Michael is the Chief of All the Angels, and his name Michael means he who is like God. The Greek Church refers to him as Archistrategos, or the General Commanding Officer. Having cast Satan and his minions out of Heaven, Michael and his soldiers desire without ceasing to frustrate their power on earth. As Christ’s ministering spirits, they are His true friends, and so their role and vocation are to visit us with the protection and care that they receive from Jesus. The Pseudo-Dionysius, a 6th Century Syrian monk, tells us that Angels have three functions. They carry purification, illumination, and unification to us. (Hier. Coel. ix. 2, op. cit. Danielou; The Angels and Their Mission) What they long for us to find in Jesus is the purification of our souls, the illumination of our minds, and unbreakable communion with our Heavenly Father. So they encourage our spiritual cleansing, education, and unity with God. They intend to surround and defend us so that Christ may work His redemption into us. They come at Christ’s bidding. Moved by the Father’s Word, and driven by the Holy Spirit, they desire to stir us into that pattern which forever longs for God, loves Him, and serves Him in uninterrupted ecstatic adoration.

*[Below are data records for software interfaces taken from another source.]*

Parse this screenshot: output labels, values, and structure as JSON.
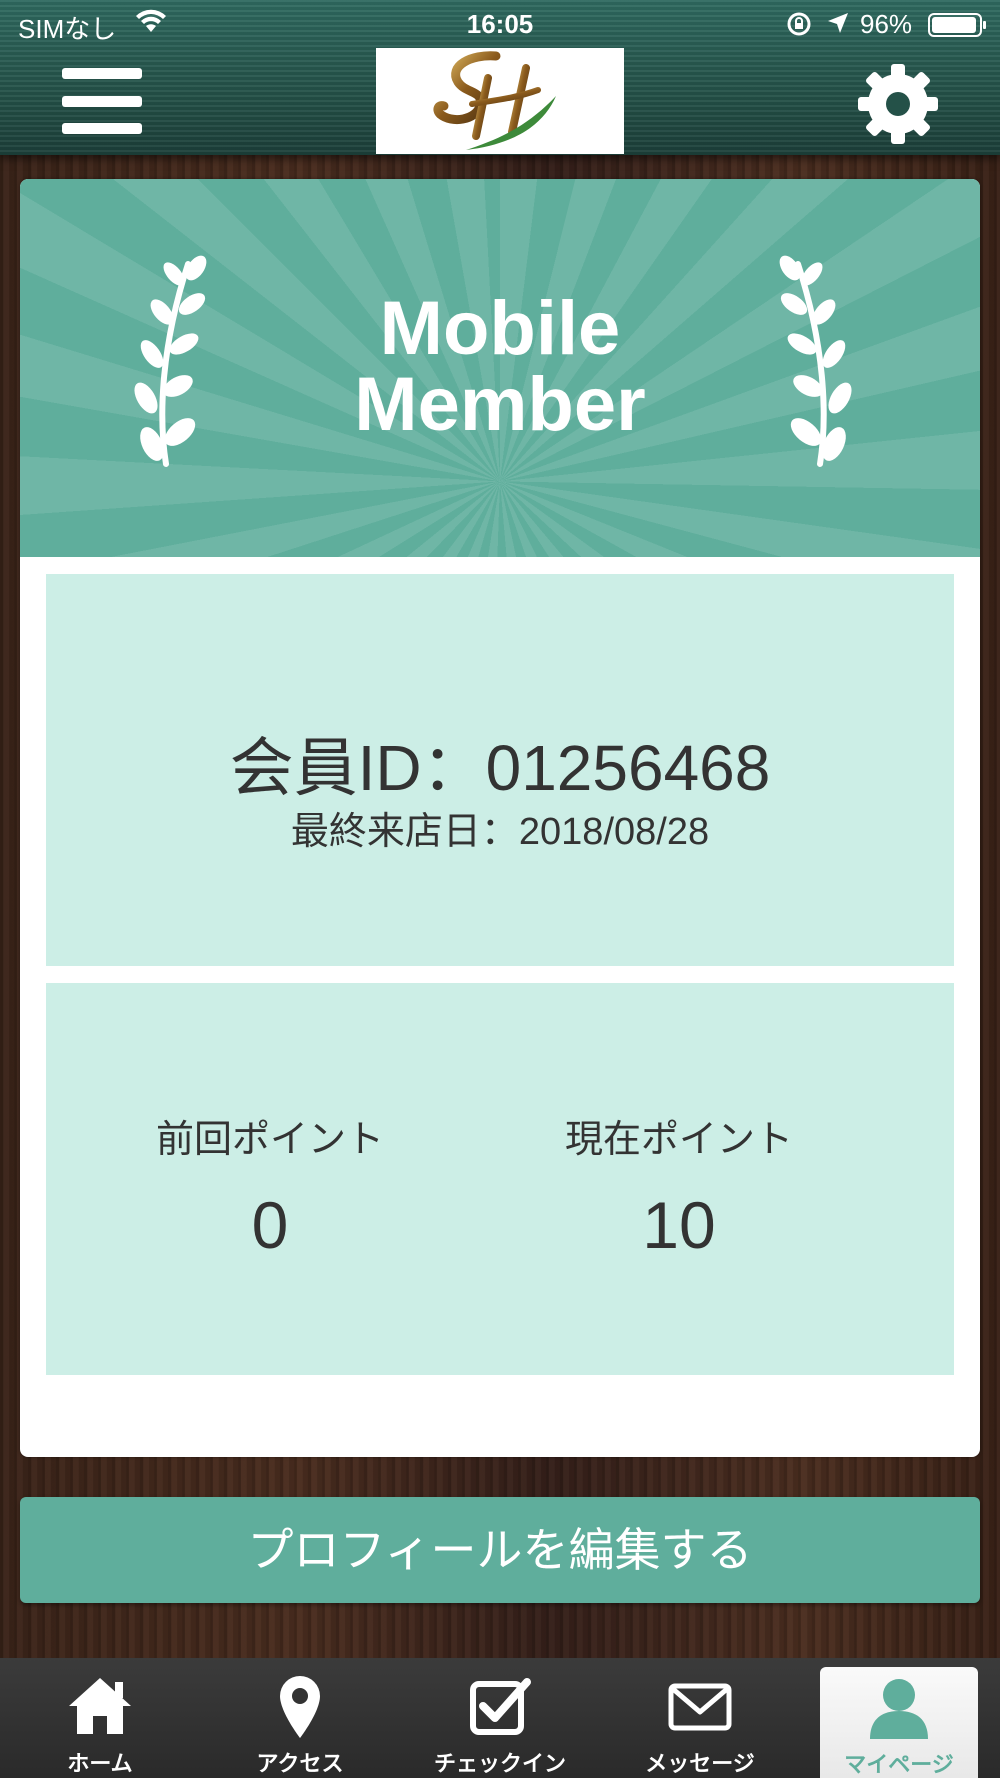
{
  "status_bar": {
    "carrier": "SIMなし",
    "time": "16:05",
    "battery_percent": "96%",
    "battery_level": 0.96
  },
  "header": {
    "menu_icon": "hamburger-menu-icon",
    "settings_icon": "gear-icon",
    "logo": "SH"
  },
  "banner": {
    "title_line1": "Mobile",
    "title_line2": "Member"
  },
  "member": {
    "id_line": "会員ID：01256468",
    "last_visit_line": "最終来店日：2018/08/28"
  },
  "points": {
    "previous_label": "前回ポイント",
    "previous_value": "0",
    "current_label": "現在ポイント",
    "current_value": "10"
  },
  "edit_profile_label": "プロフィールを編集する",
  "tabs": [
    {
      "label": "ホーム",
      "icon": "home-icon"
    },
    {
      "label": "アクセス",
      "icon": "map-pin-icon"
    },
    {
      "label": "チェックイン",
      "icon": "checkbox-icon"
    },
    {
      "label": "メッセージ",
      "icon": "envelope-icon"
    },
    {
      "label": "マイページ",
      "icon": "person-icon"
    }
  ],
  "colors": {
    "accent": "#5fae9c",
    "panel": "#cceee6",
    "header": "#245148"
  }
}
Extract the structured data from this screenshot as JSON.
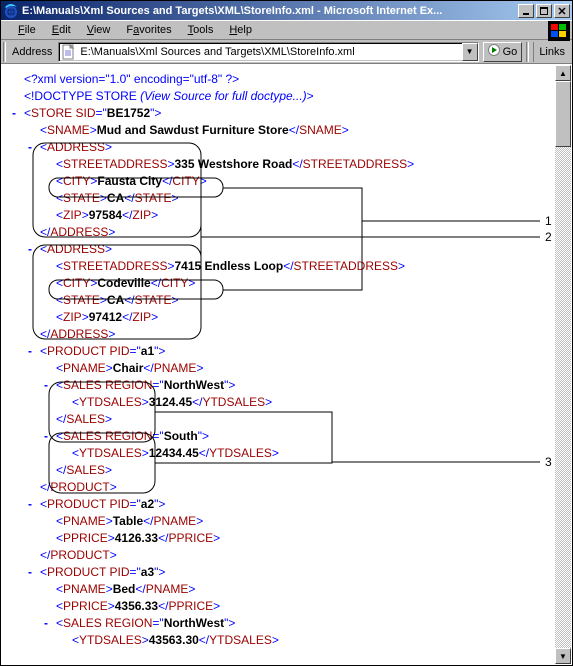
{
  "window": {
    "title": "E:\\Manuals\\Xml Sources and Targets\\XML\\StoreInfo.xml - Microsoft Internet Ex..."
  },
  "menu": {
    "file": "File",
    "edit": "Edit",
    "view": "View",
    "favorites": "Favorites",
    "tools": "Tools",
    "help": "Help"
  },
  "addressbar": {
    "label": "Address",
    "value": "E:\\Manuals\\Xml Sources and Targets\\XML\\StoreInfo.xml",
    "go": "Go",
    "links": "Links"
  },
  "xml": {
    "pi": "<?xml version=\"1.0\" encoding=\"utf-8\" ?>",
    "doctype_open": "<!DOCTYPE STORE ",
    "doctype_note": "(View Source for full doctype...)",
    "doctype_close": ">",
    "store_open": "STORE",
    "store_attr": "SID",
    "store_attr_val": "BE1752",
    "sname_tag": "SNAME",
    "sname_val": "Mud and Sawdust Furniture Store",
    "address_tag": "ADDRESS",
    "street_tag": "STREETADDRESS",
    "city_tag": "CITY",
    "state_tag": "STATE",
    "zip_tag": "ZIP",
    "addr1": {
      "street": "335 Westshore Road",
      "city": "Fausta City",
      "state": "CA",
      "zip": "97584"
    },
    "addr2": {
      "street": "7415 Endless Loop",
      "city": "Codeville",
      "state": "CA",
      "zip": "97412"
    },
    "product_tag": "PRODUCT",
    "pid_attr": "PID",
    "pname_tag": "PNAME",
    "sales_tag": "SALES",
    "region_attr": "REGION",
    "ytd_tag": "YTDSALES",
    "pprice_tag": "PPRICE",
    "p1": {
      "pid": "a1",
      "pname": "Chair",
      "s1_region": "NorthWest",
      "s1_ytd": "3124.45",
      "s2_region": "South",
      "s2_ytd": "12434.45"
    },
    "p2": {
      "pid": "a2",
      "pname": "Table",
      "pprice": "4126.33"
    },
    "p3": {
      "pid": "a3",
      "pname": "Bed",
      "pprice": "4356.33",
      "s1_region": "NorthWest",
      "s1_ytd": "43563.30"
    }
  },
  "callouts": {
    "c1": "1",
    "c2": "2",
    "c3": "3"
  }
}
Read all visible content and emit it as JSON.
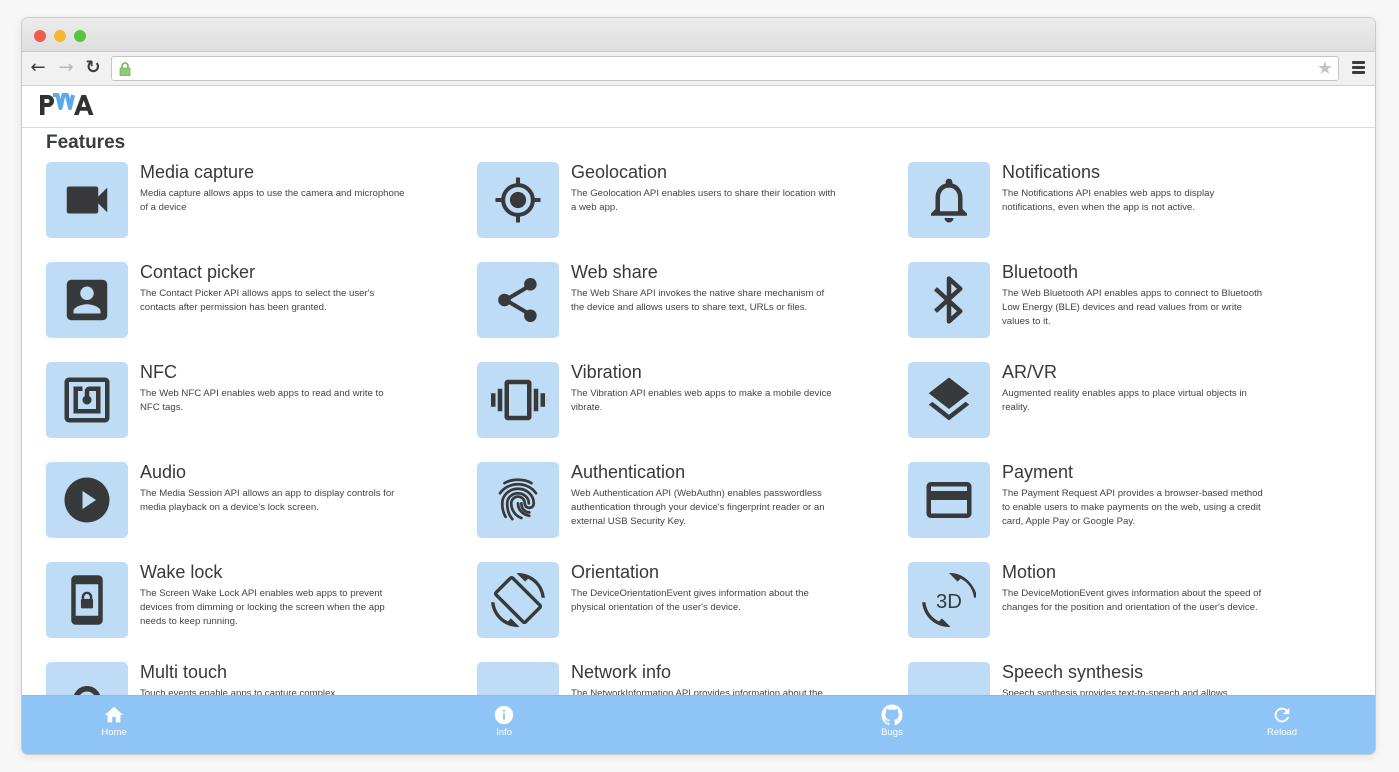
{
  "browser": {
    "url": "",
    "traffic_lights": [
      "close",
      "minimize",
      "zoom"
    ]
  },
  "app": {
    "logo_text": "PWA",
    "section_title": "Features"
  },
  "features": [
    {
      "title": "Media capture",
      "description": "Media capture allows apps to use the camera and microphone of a device",
      "icon": "videocam-icon"
    },
    {
      "title": "Geolocation",
      "description": "The Geolocation API enables users to share their location with a web app.",
      "icon": "gps-target-icon"
    },
    {
      "title": "Notifications",
      "description": "The Notifications API enables web apps to display notifications, even when the app is not active.",
      "icon": "bell-icon"
    },
    {
      "title": "Contact picker",
      "description": "The Contact Picker API allows apps to select the user's contacts after permission has been granted.",
      "icon": "contact-icon"
    },
    {
      "title": "Web share",
      "description": "The Web Share API invokes the native share mechanism of the device and allows users to share text, URLs or files.",
      "icon": "share-icon"
    },
    {
      "title": "Bluetooth",
      "description": "The Web Bluetooth API enables apps to connect to Bluetooth Low Energy (BLE) devices and read values from or write values to it.",
      "icon": "bluetooth-icon"
    },
    {
      "title": "NFC",
      "description": "The Web NFC API enables web apps to read and write to NFC tags.",
      "icon": "nfc-icon"
    },
    {
      "title": "Vibration",
      "description": "The Vibration API enables web apps to make a mobile device vibrate.",
      "icon": "vibration-icon"
    },
    {
      "title": "AR/VR",
      "description": "Augmented reality enables apps to place virtual objects in reality.",
      "icon": "layers-icon"
    },
    {
      "title": "Audio",
      "description": "The Media Session API allows an app to display controls for media playback on a device's lock screen.",
      "icon": "play-circle-icon"
    },
    {
      "title": "Authentication",
      "description": "Web Authentication API (WebAuthn) enables passwordless authentication through your device's fingerprint reader or an external USB Security Key.",
      "icon": "fingerprint-icon"
    },
    {
      "title": "Payment",
      "description": "The Payment Request API provides a browser-based method to enable users to make payments on the web, using a credit card, Apple Pay or Google Pay.",
      "icon": "credit-card-icon"
    },
    {
      "title": "Wake lock",
      "description": "The Screen Wake Lock API enables web apps to prevent devices from dimming or locking the screen when the app needs to keep running.",
      "icon": "phone-lock-icon"
    },
    {
      "title": "Orientation",
      "description": "The DeviceOrientationEvent gives information about the physical orientation of the user's device.",
      "icon": "screen-rotation-icon"
    },
    {
      "title": "Motion",
      "description": "The DeviceMotionEvent gives information about the speed of changes for the position and orientation of the user's device.",
      "icon": "3d-rotation-icon"
    },
    {
      "title": "Multi touch",
      "description": "Touch events enable apps to capture complex",
      "icon": "touch-icon"
    },
    {
      "title": "Network info",
      "description": "The NetworkInformation API provides information about the",
      "icon": "speed-gauge-icon"
    },
    {
      "title": "Speech synthesis",
      "description": "Speech synthesis provides text-to-speech and allows",
      "icon": "speech-icon"
    }
  ],
  "bottom_nav": [
    {
      "label": "Home",
      "icon": "home-icon"
    },
    {
      "label": "Info",
      "icon": "info-icon"
    },
    {
      "label": "Bugs",
      "icon": "github-icon"
    },
    {
      "label": "Reload",
      "icon": "reload-icon"
    }
  ],
  "colors": {
    "icon_tile": "#bedcf5",
    "icon_fg": "#37393b",
    "bottom_nav_bg": "#8ec5f6",
    "logo_accent": "#5aa9ee"
  }
}
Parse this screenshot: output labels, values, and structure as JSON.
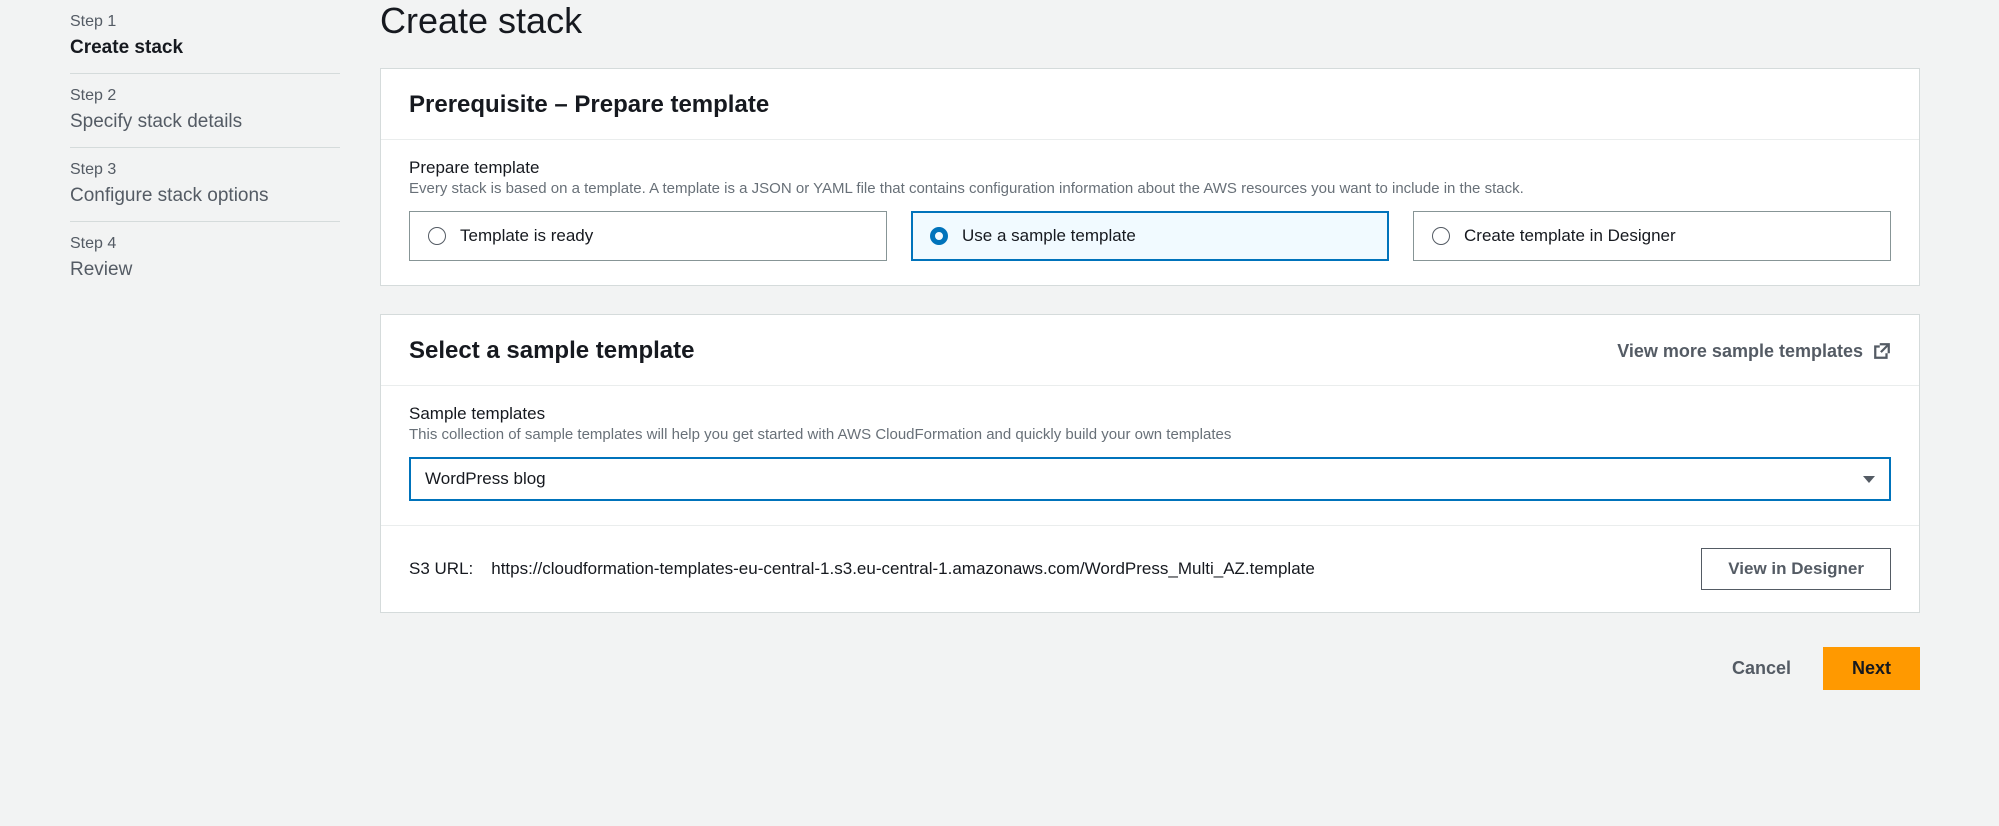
{
  "sidebar": {
    "steps": [
      {
        "label": "Step 1",
        "title": "Create stack"
      },
      {
        "label": "Step 2",
        "title": "Specify stack details"
      },
      {
        "label": "Step 3",
        "title": "Configure stack options"
      },
      {
        "label": "Step 4",
        "title": "Review"
      }
    ]
  },
  "page": {
    "title": "Create stack"
  },
  "prereq": {
    "heading": "Prerequisite – Prepare template",
    "field_label": "Prepare template",
    "field_desc": "Every stack is based on a template. A template is a JSON or YAML file that contains configuration information about the AWS resources you want to include in the stack.",
    "options": {
      "ready": "Template is ready",
      "sample": "Use a sample template",
      "designer": "Create template in Designer"
    }
  },
  "sample": {
    "heading": "Select a sample template",
    "view_more": "View more sample templates",
    "field_label": "Sample templates",
    "field_desc": "This collection of sample templates will help you get started with AWS CloudFormation and quickly build your own templates",
    "selected": "WordPress blog",
    "s3_label": "S3 URL:",
    "s3_url": "https://cloudformation-templates-eu-central-1.s3.eu-central-1.amazonaws.com/WordPress_Multi_AZ.template",
    "view_designer": "View in Designer"
  },
  "footer": {
    "cancel": "Cancel",
    "next": "Next"
  }
}
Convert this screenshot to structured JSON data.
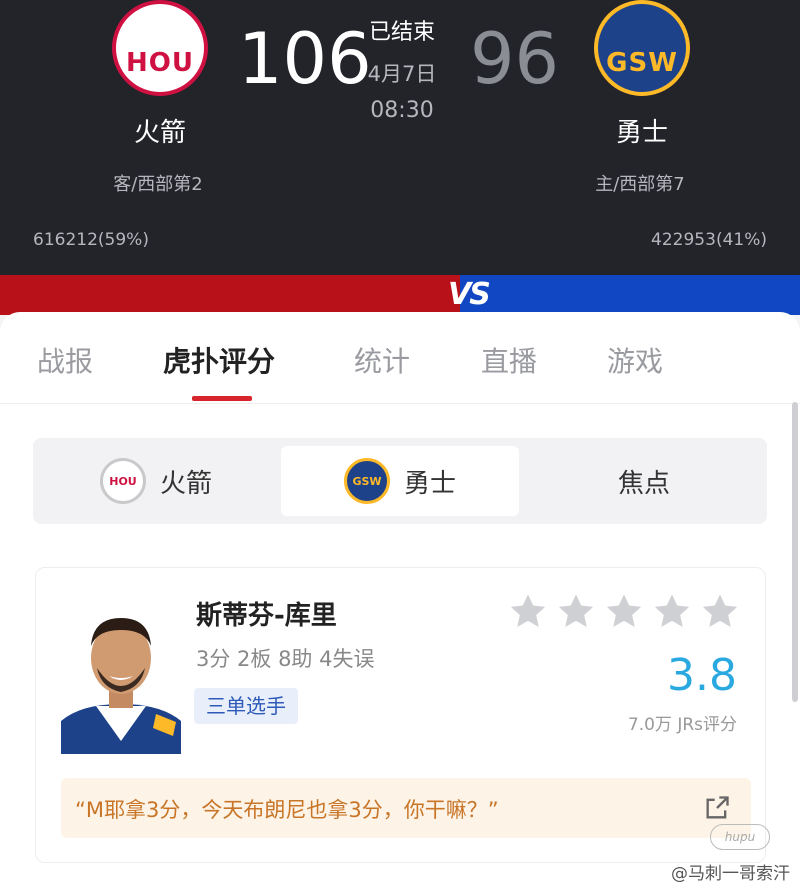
{
  "game": {
    "home_team": {
      "name": "火箭",
      "logo_text": "HOU",
      "score": "106",
      "rank": "客/西部第2",
      "votes": "616212(59%)"
    },
    "away_team": {
      "name": "勇士",
      "logo_text": "GSW",
      "score": "96",
      "rank": "主/西部第7",
      "votes": "422953(41%)"
    },
    "status": "已结束",
    "date": "4月7日",
    "time": "08:30",
    "vs_label": "VS"
  },
  "colors": {
    "hou_red": "#b8111a",
    "gsw_blue": "#1247c4",
    "rating_blue": "#2aa9e0",
    "tab_accent": "#d8242c"
  },
  "tabs": [
    {
      "label": "战报",
      "active": false
    },
    {
      "label": "虎扑评分",
      "active": true
    },
    {
      "label": "统计",
      "active": false
    },
    {
      "label": "直播",
      "active": false
    },
    {
      "label": "游戏",
      "active": false
    }
  ],
  "team_switch": {
    "hou": {
      "label": "火箭",
      "logo_text": "HOU"
    },
    "gsw": {
      "label": "勇士",
      "logo_text": "GSW",
      "selected": true
    },
    "focus": {
      "label": "焦点"
    }
  },
  "player": {
    "name": "斯蒂芬-库里",
    "stats": "3分 2板 8助 4失误",
    "tag": "三单选手",
    "rating": "3.8",
    "rating_count": "7.0万 JRs评分",
    "stars_filled": 0,
    "stars_total": 5,
    "comment": "“M耶拿3分，今天布朗尼也拿3分，你干嘛？”"
  },
  "watermark": {
    "text": "@马刺一哥索汗",
    "logo_text": "hupu"
  },
  "icons": {
    "star": "star-icon",
    "share": "share-icon"
  }
}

Today as we honor and venerate St. Michael and All Angels, with them we know that as there was war in heaven, until the end times there will be war on earth. Nothing that is good and true can be won or retained without a struggle. The good must always hold their heritage at the price of ceaseless vigilance. He who would attain and keep truth and prove himself faithful to it must be prepared to engage in constant battle…Every attempt to make earth more in harmony with heaven will be challenged. (The Christian Year in the Church Times, p. 274) Michael and his Angels are fighting constantly so that the victory of God’s Light over darkness in Heaven and on earth in Jesus Christ might be acknowledged and embraced. Their battle extends from God’s Heavenly throne to His earthly footstool. Their vocation or calling is to lift us up and into the realm of spiritual unity with God. They do not selfishly bask in the fruits of their own accomplishments. Their labor is God’s work and it will endure as long as time remains for the salvation of souls before the Second Coming.

William Blake reminds us that, It is not because angels are holier than men or devils that makes them angels, but because they do not expect holiness from one another, but from God only. And this is that holiness which alone will dispel and scatter all manner of darkness, making us into the children of the Light. (1 Thes. v. 5) In closing let us hear the awe-struck gratitude of the poet at the passionate ministry of angels for us:

And is there care in Heaven? And is there love

In Heavenly spirits to these creatures base,

That may compassion of their evils move?

There is: else much more wretched were the case

Of men than beasts: but O the exceeding Grace

Of Highest God! That loves His creatures so,

And all His works with mercy doth embrace,

That blessed angels He sends to and fro,

To serve to wicked men, to serve his wicked foe!


How oft do they their silver bowers leave,

To come to succor us that succour want!

How oft do they with golden pinions cleave

The flitting skyes like flying pursuivant,

Against foul fiends to aid us militant!

They for us fight, they watch, and dewly ward,

And their bright squadrons round about us plant;

And all for love, and nothing for reward;

O why should Heavenly God to men have such regard!

                                             (Fairie Queene: ii, vii, 8)